━━ Records ━━

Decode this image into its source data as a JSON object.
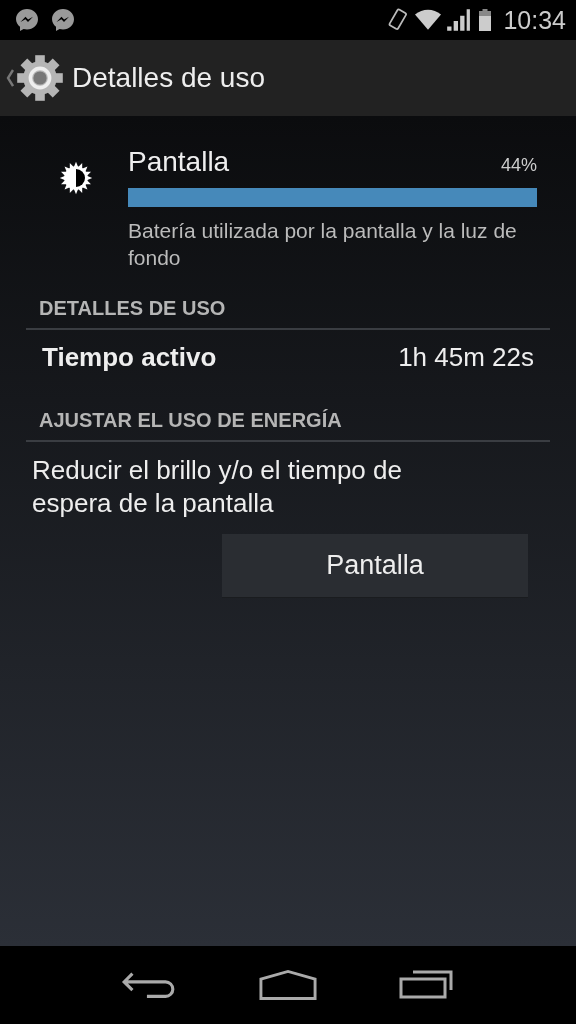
{
  "status_bar": {
    "time": "10:34"
  },
  "action_bar": {
    "title": "Detalles de uso"
  },
  "usage": {
    "title": "Pantalla",
    "percent": "44%",
    "level": 1,
    "description": "Batería utilizada por la pantalla y la luz de fondo"
  },
  "sections": [
    {
      "header": "DETALLES DE USO",
      "kind": "stats",
      "rows": [
        {
          "label": "Tiempo activo",
          "value": "1h 45m 22s"
        }
      ]
    },
    {
      "header": "AJUSTAR EL USO DE ENERGÍA",
      "kind": "action",
      "text": "Reducir el brillo y/o el tiempo de espera de la pantalla",
      "button": "Pantalla"
    }
  ]
}
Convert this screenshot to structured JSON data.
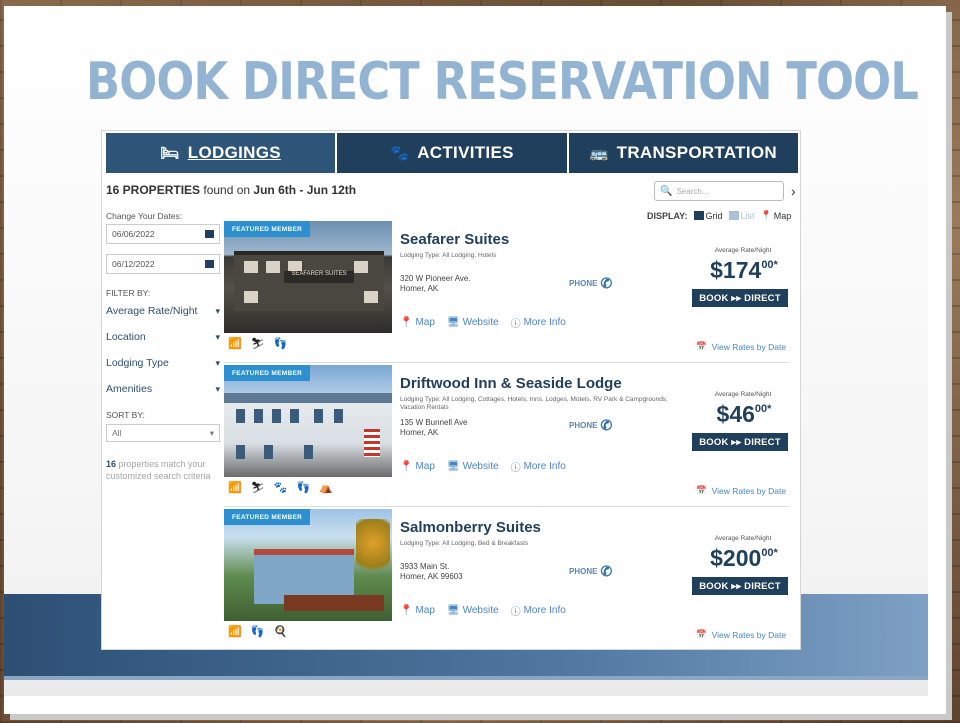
{
  "slide": {
    "title": "BOOK DIRECT RESERVATION TOOL"
  },
  "tabs": [
    {
      "label": "LODGINGS",
      "icon": "bed-icon",
      "active": true
    },
    {
      "label": "ACTIVITIES",
      "icon": "activities-icon",
      "active": false
    },
    {
      "label": "TRANSPORTATION",
      "icon": "transport-icon",
      "active": false
    }
  ],
  "results": {
    "count": "16 PROPERTIES",
    "found_text": " found on ",
    "dates": "Jun 6th - Jun 12th"
  },
  "search": {
    "placeholder": "Search..."
  },
  "display": {
    "label": "DISPLAY:",
    "grid": "Grid",
    "list": "List",
    "map": "Map"
  },
  "sidebar": {
    "change_dates": "Change Your Dates:",
    "start_date": "06/06/2022",
    "end_date": "06/12/2022",
    "filter_by": "FILTER BY:",
    "filters": [
      "Average Rate/Night",
      "Location",
      "Lodging Type",
      "Amenities"
    ],
    "sort_by": "SORT BY:",
    "sort_value": "All",
    "match_count": "16",
    "match_text": " properties match your customized search criteria"
  },
  "listings": [
    {
      "badge": "FEATURED MEMBER",
      "name": "Seafarer Suites",
      "type": "Lodging Type: All Lodging, Hotels",
      "addr1": "320 W Pioneer Ave.",
      "addr2": "Homer, AK",
      "phone": "PHONE",
      "rate_label": "Average Rate/Night",
      "price_main": "$174",
      "price_cents": "00*",
      "book": "BOOK ▸▸ DIRECT",
      "links": [
        "Map",
        "Website",
        "More Info"
      ],
      "view_rates": "View Rates by Date",
      "amenities": "📶 ⛷ 👣"
    },
    {
      "badge": "FEATURED MEMBER",
      "name": "Driftwood Inn & Seaside Lodge",
      "type": "Lodging Type: All Lodging, Cottages, Hotels, Inns, Lodges, Motels, RV Park & Campgrounds, Vacation Rentals",
      "addr1": "135 W Bunnell Ave",
      "addr2": "Homer, AK",
      "phone": "PHONE",
      "rate_label": "Average Rate/Night",
      "price_main": "$46",
      "price_cents": "00*",
      "book": "BOOK ▸▸ DIRECT",
      "links": [
        "Map",
        "Website",
        "More Info"
      ],
      "view_rates": "View Rates by Date",
      "amenities": "📶 ⛷ 🐾 👣 ⛺"
    },
    {
      "badge": "FEATURED MEMBER",
      "name": "Salmonberry Suites",
      "type": "Lodging Type: All Lodging, Bed & Breakfasts",
      "addr1": "3933 Main St.",
      "addr2": "Homer, AK 99603",
      "phone": "PHONE",
      "rate_label": "Average Rate/Night",
      "price_main": "$200",
      "price_cents": "00*",
      "book": "BOOK ▸▸ DIRECT",
      "links": [
        "Map",
        "Website",
        "More Info"
      ],
      "view_rates": "View Rates by Date",
      "amenities": "📶 👣 🍳"
    }
  ],
  "colors": {
    "navy": "#1f3f5c",
    "accent_blue": "#2b8fd0",
    "title_blue": "#93b3d3"
  }
}
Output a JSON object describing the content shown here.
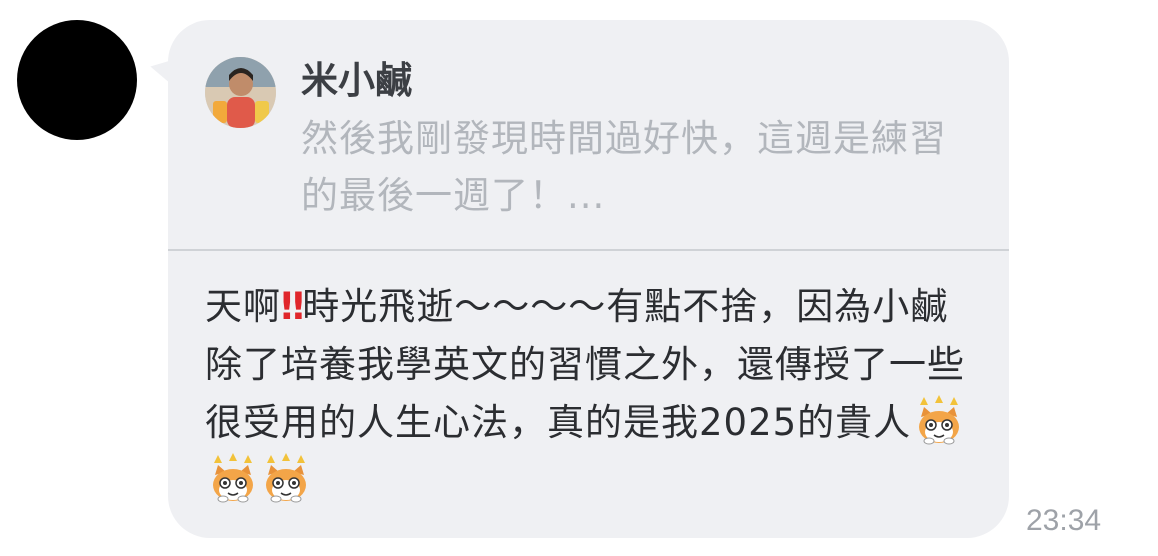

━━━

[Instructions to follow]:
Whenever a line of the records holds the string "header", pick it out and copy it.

[Task result]:
      "header": "DETALLES DE USO",
      "header": "AJUSTAR EL USO DE ENERGÍA",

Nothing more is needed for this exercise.